Sending data occurs immediately after the task filter of the application module processes the data; receiving occurs immediately before the task filter. This ensures that changes resulting from user choices are sent out immediately, and that received information will immediately be available to the task filter. IP addresses and ports used are user-configurable. Sending and receiving may not use the same address and port.


Messages consist of a name and a value, separated by white space and terminated with a single newline ('\n'==0x0a) character. Names may identify

  • BCI2000 states by name -- then followed by an integer value in decimal ASCII representation;
  • Signal elements in the form Signal(<channel>,<element>) -- then followed by a float value in decimal ASCII representation. Channel and element indices are given in zero-based form.


Running 0\n
ResultCode 2\n
Signal(1,0) 1e-8\n

Note that the first example will switch BCI2000 into a suspended state. While the system is in that state, no communication is possible over the application protocol.

The meaning of control signal indices depends on the application module used. For the control signal in a typical cursor task, there are up to three channels holding a single element each, with channel indices 0, 1, and 2 corresponding to movement in X, Y, and Z direction, such that

Signal(1,0) 1e-2\n

would indicate a value of 1e-2 for the control signal representing movement in Y direction.

Parameterization from within BCI2000

BCI2000 reads data from a local IP socket specified by the ConnectorInputAddress parameter, and writes data out into the socket specified by the ConnectorOutputAddress parameter. Sockets are specified by an address/port combination. Addresses may be host names, or numerical IP addresses. Address and port are separated by a colon as in


For incoming values, messages are filtered by name using a list of allowed names present in the ConnectorInputFilter parameter. To allow signal messages, allowed signal elements must be specified including their indices. To allow all names, enter an asterisk (*) as the only list entry.


BCI2000 example code

#include <iostream>
#include "SockStream.h"

using namespace std;

int main( int argc, char** argv )
  const char* address = "localhost:5000";
  if( argc > 1 )
    address = argv[ 1 ];

  receiving_udpsocket socket( address );
  sockstream connection( socket );
  string line;
  // Print each line of BCI2000 input to stdout.
  while( getline( connection, line ) )
    cout << line << endl;

  return 0;
  • Note: The above example program use BCI2000 socket stream utility classes contained in src/shared/utils/SockStream.cpp. You will need to add this file to your project to build the example program.

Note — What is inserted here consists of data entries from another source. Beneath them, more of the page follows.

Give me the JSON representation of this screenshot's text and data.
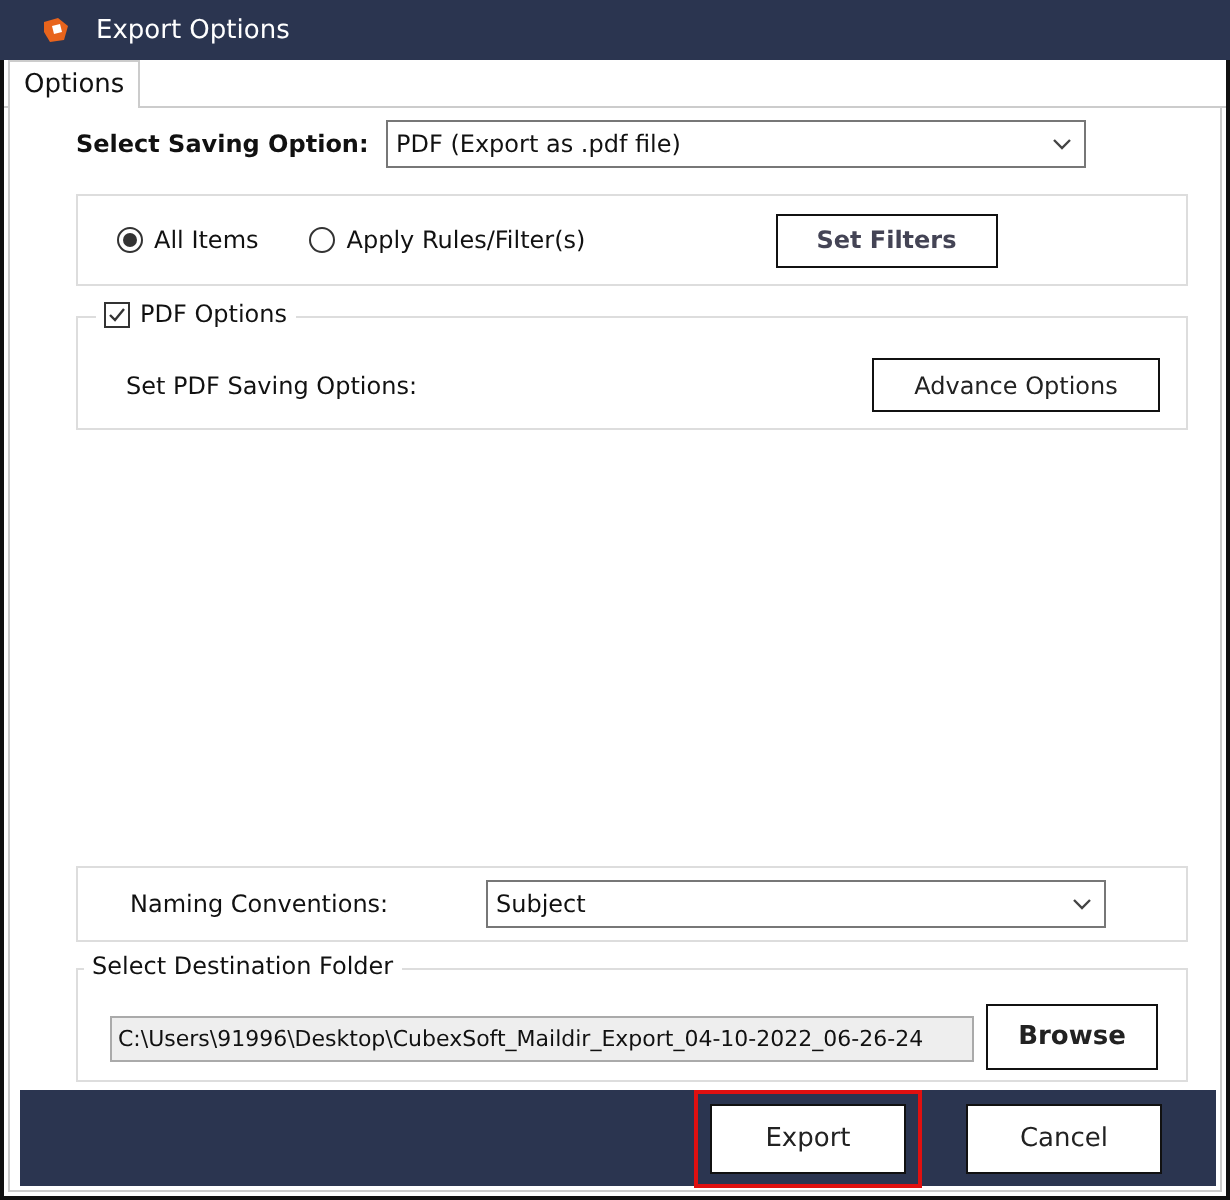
{
  "window": {
    "title": "Export Options"
  },
  "tabs": [
    {
      "label": "Options",
      "selected": true
    }
  ],
  "saving_option": {
    "label": "Select Saving Option:",
    "value": "PDF (Export as .pdf file)"
  },
  "scope": {
    "options": [
      {
        "label": "All Items",
        "selected": true
      },
      {
        "label": "Apply Rules/Filter(s)",
        "selected": false
      }
    ],
    "button": "Set Filters"
  },
  "pdf_options": {
    "label": "PDF Options",
    "checked": true,
    "text": "Set PDF Saving Options:",
    "button": "Advance Options"
  },
  "naming": {
    "label": "Naming Conventions:",
    "value": "Subject"
  },
  "destination": {
    "label": "Select Destination Folder",
    "path": "C:\\Users\\91996\\Desktop\\CubexSoft_Maildir_Export_04-10-2022_06-26-24",
    "button": "Browse"
  },
  "footer_buttons": [
    {
      "label": "Export",
      "highlighted": true
    },
    {
      "label": "Cancel",
      "highlighted": false
    }
  ]
}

An external application reading information from BCI2000, running locally

  • Set the ConnectorOutputAddress parameter to a local address above 1024, such as localhost:5000.
  • In the external application, create a UDP socket and bind it to BCI2000's output port, i.e. localhost:5000.
  • Read from that socket as you would from a TCP socket.

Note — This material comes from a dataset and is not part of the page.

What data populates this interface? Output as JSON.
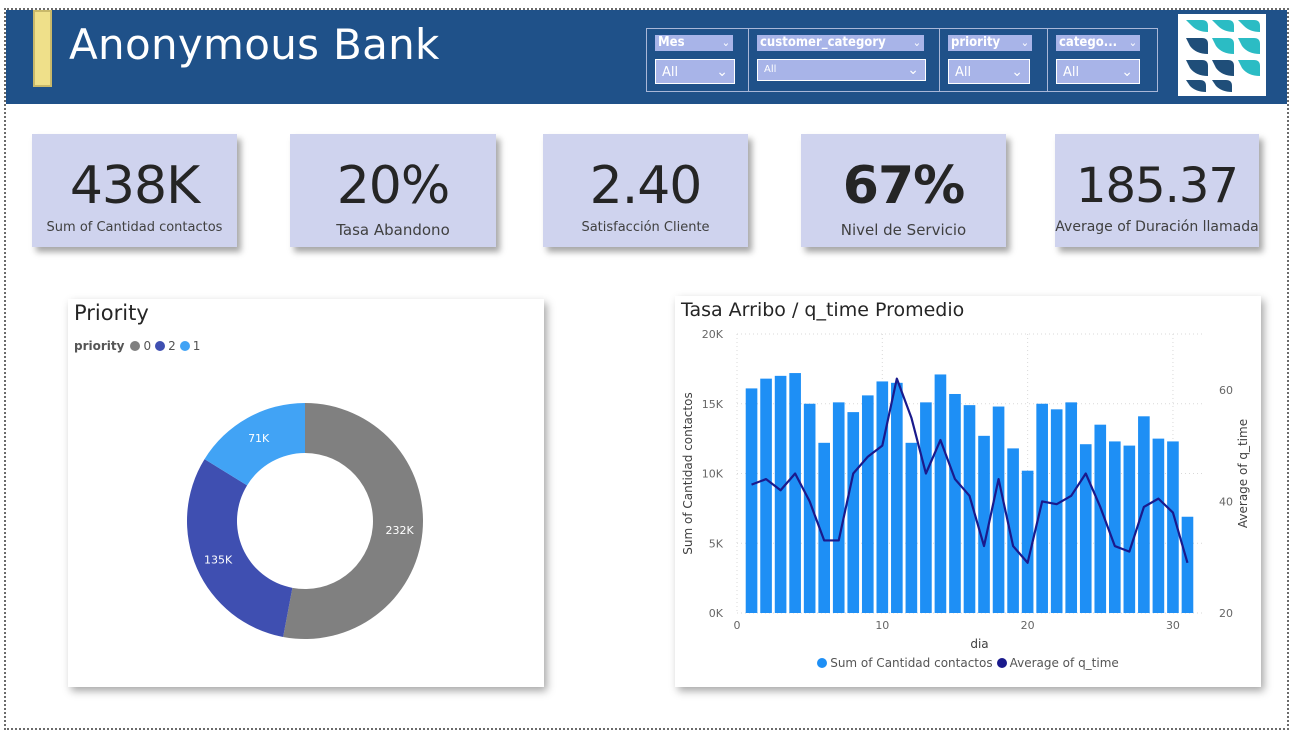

An external application reading information from BCI2000, running on a remote machine

  • Set the ConnectorOutputAddress parameter to a remote address with a port above 1024, such as
  • In the external program, create a UDP socket, and bind it to the remote machine's external address, i.e. rather than localhost:20321.
  • Read from that socket as you would from a TCP socket.

An external application sending information to BCI2000, running locally

  • Set the ConnectorInputAddress parameter to a local address with a port above 1024, such as localhost:5001.
  • Set the ConnectorInputFilter to * (a single asterisk).
  • In the external application, create a UDP socket and bind it to BCI2000's input port, i.e. localhost:5001.
  • Write to that socket whenever appropriate, without waiting for a connection to be established.

An external application sending information to BCI2000, running on a remote machine

  • Set the ConnectorInputAddress parameter to the local machine's external address, and a port above 1024, such as
  • In the external program, create a UDP socket and bind it to the BCI2000 machine's external address, i.e.
  • Write to that socket whenever appropriate, without waiting for a connection to be established.

See also

Technical Reference:System Design, Technical Reference:State Definition